- TASK BRIEF: In the copy, include no pictures, but reproduce every record exactly.
-- SOURCE DATA follows --
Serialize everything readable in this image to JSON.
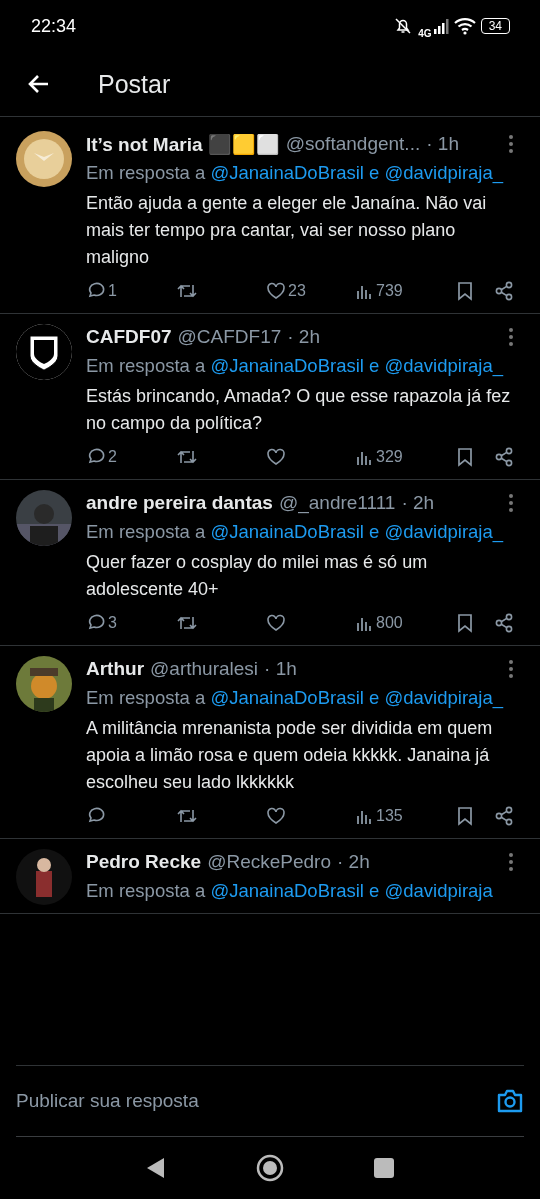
{
  "status_bar": {
    "time": "22:34",
    "network": "4G",
    "battery": "34"
  },
  "header": {
    "title": "Postar"
  },
  "replies": [
    {
      "name": "It’s not Maria ⬛🟨⬜",
      "handle": "@softandgent...",
      "time": "· 1h",
      "reply_prefix": "Em resposta a",
      "mentions": [
        "@JanainaDoBrasil",
        "@davidpiraja_"
      ],
      "joiner": "e",
      "text": "Então ajuda a gente a eleger ele Janaína. Não vai mais ter tempo pra cantar, vai ser nosso plano maligno",
      "stats": {
        "replies": "1",
        "likes": "23",
        "views": "739"
      }
    },
    {
      "name": "CAFDF07",
      "handle": "@CAFDF17",
      "time": "· 2h",
      "reply_prefix": "Em resposta a",
      "mentions": [
        "@JanainaDoBrasil",
        "@davidpiraja_"
      ],
      "joiner": "e",
      "text": "Estás brincando, Amada? O que esse rapazola já fez no campo da política?",
      "stats": {
        "replies": "2",
        "views": "329"
      }
    },
    {
      "name": "andre pereira dantas",
      "handle": "@_andre1111",
      "time": "· 2h",
      "reply_prefix": "Em resposta a",
      "mentions": [
        "@JanainaDoBrasil",
        "@davidpiraja_"
      ],
      "joiner": "e",
      "text": "Quer fazer o cosplay do milei mas é só um adolescente 40+",
      "stats": {
        "replies": "3",
        "views": "800"
      }
    },
    {
      "name": "Arthur",
      "handle": "@arthuralesi",
      "time": "· 1h",
      "reply_prefix": "Em resposta a",
      "mentions": [
        "@JanainaDoBrasil",
        "@davidpiraja_"
      ],
      "joiner": "e",
      "text": "A militância mrenanista pode ser dividida em quem apoia a limão rosa e quem odeia kkkkk. Janaina já escolheu seu lado lkkkkkk",
      "stats": {
        "views": "135"
      }
    },
    {
      "name": "Pedro Recke",
      "handle": "@ReckePedro",
      "time": "· 2h",
      "reply_prefix": "Em resposta a",
      "mentions": [
        "@JanainaDoBrasil",
        "@davidpiraja"
      ],
      "joiner": "e"
    }
  ],
  "composer": {
    "placeholder": "Publicar sua resposta"
  }
}
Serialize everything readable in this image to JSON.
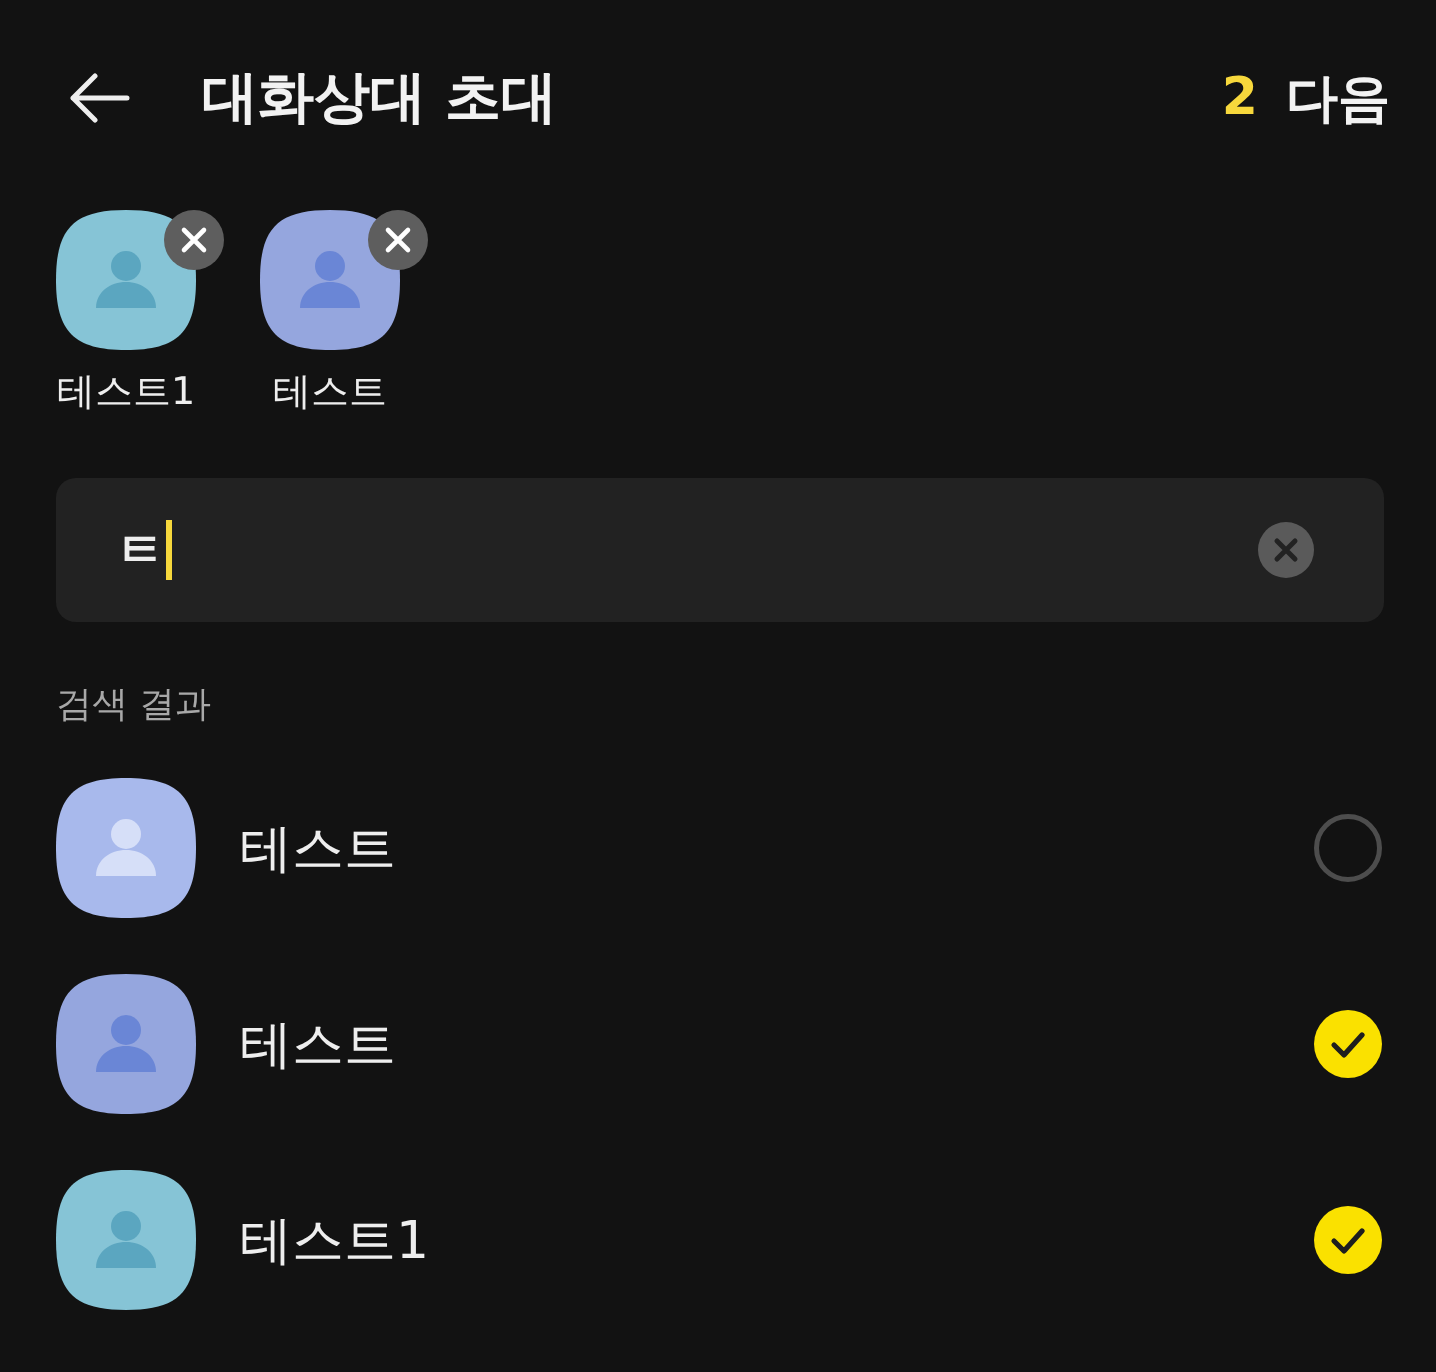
{
  "header": {
    "title": "대화상대 초대",
    "count": "2",
    "action": "다음"
  },
  "selected_contacts": [
    {
      "name": "테스트1",
      "avatar": {
        "color": "#86c4d6",
        "figure": {
          "color": "#5ba6c0"
        }
      }
    },
    {
      "name": "테스트",
      "avatar": {
        "color": "#95a6de",
        "figure": {
          "color": "#6a86d6"
        }
      }
    }
  ],
  "search": {
    "value": "ㅌ",
    "focused": true
  },
  "results_label": "검색 결과",
  "results": [
    {
      "name": "테스트",
      "selected": false,
      "avatar": {
        "color": "#a8b9ec",
        "figure": {
          "color": "#d6dff8"
        }
      }
    },
    {
      "name": "테스트",
      "selected": true,
      "avatar": {
        "color": "#95a6de",
        "figure": {
          "color": "#6a86d6"
        }
      }
    },
    {
      "name": "테스트1",
      "selected": true,
      "avatar": {
        "color": "#86c4d6",
        "figure": {
          "color": "#5ba6c0"
        }
      }
    }
  ]
}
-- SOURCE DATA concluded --
- ANSWER TO THIS EXERCISE:
Serialize everything readable in this image to JSON.
{
  "status_bar": {
    "time": "22:34",
    "network": "4G",
    "battery": "34"
  },
  "header": {
    "title": "Postar"
  },
  "replies": [
    {
      "name": "It’s not Maria ⬛🟨⬜",
      "handle": "@softandgent...",
      "time": "· 1h",
      "reply_prefix": "Em resposta a",
      "mentions": [
        "@JanainaDoBrasil",
        "@davidpiraja_"
      ],
      "joiner": "e",
      "text": "Então ajuda a gente a eleger ele Janaína. Não vai mais ter tempo pra cantar, vai ser nosso plano maligno",
      "stats": {
        "replies": "1",
        "likes": "23",
        "views": "739"
      }
    },
    {
      "name": "CAFDF07",
      "handle": "@CAFDF17",
      "time": "· 2h",
      "reply_prefix": "Em resposta a",
      "mentions": [
        "@JanainaDoBrasil",
        "@davidpiraja_"
      ],
      "joiner": "e",
      "text": "Estás brincando, Amada? O que esse rapazola já fez no campo da política?",
      "stats": {
        "replies": "2",
        "views": "329"
      }
    },
    {
      "name": "andre pereira dantas",
      "handle": "@_andre1111",
      "time": "· 2h",
      "reply_prefix": "Em resposta a",
      "mentions": [
        "@JanainaDoBrasil",
        "@davidpiraja_"
      ],
      "joiner": "e",
      "text": "Quer fazer o cosplay do milei mas é só um adolescente 40+",
      "stats": {
        "replies": "3",
        "views": "800"
      }
    },
    {
      "name": "Arthur",
      "handle": "@arthuralesi",
      "time": "· 1h",
      "reply_prefix": "Em resposta a",
      "mentions": [
        "@JanainaDoBrasil",
        "@davidpiraja_"
      ],
      "joiner": "e",
      "text": "A militância mrenanista pode ser dividida em quem apoia a limão rosa e quem odeia kkkkk. Janaina já escolheu seu lado lkkkkkk",
      "stats": {
        "views": "135"
      }
    },
    {
      "name": "Pedro Recke",
      "handle": "@ReckePedro",
      "time": "· 2h",
      "reply_prefix": "Em resposta a",
      "mentions": [
        "@JanainaDoBrasil",
        "@davidpiraja"
      ],
      "joiner": "e"
    }
  ],
  "composer": {
    "placeholder": "Publicar sua resposta"
  }
}
Serialize everything readable in this image to JSON.
{
  "header": {
    "title": "대화상대 초대",
    "count": "2",
    "action": "다음"
  },
  "selected_contacts": [
    {
      "name": "테스트1",
      "avatar": {
        "color": "#86c4d6",
        "figure": {
          "color": "#5ba6c0"
        }
      }
    },
    {
      "name": "테스트",
      "avatar": {
        "color": "#95a6de",
        "figure": {
          "color": "#6a86d6"
        }
      }
    }
  ],
  "search": {
    "value": "ㅌ",
    "focused": true
  },
  "results_label": "검색 결과",
  "results": [
    {
      "name": "테스트",
      "selected": false,
      "avatar": {
        "color": "#a8b9ec",
        "figure": {
          "color": "#d6dff8"
        }
      }
    },
    {
      "name": "테스트",
      "selected": true,
      "avatar": {
        "color": "#95a6de",
        "figure": {
          "color": "#6a86d6"
        }
      }
    },
    {
      "name": "테스트1",
      "selected": true,
      "avatar": {
        "color": "#86c4d6",
        "figure": {
          "color": "#5ba6c0"
        }
      }
    }
  ]
}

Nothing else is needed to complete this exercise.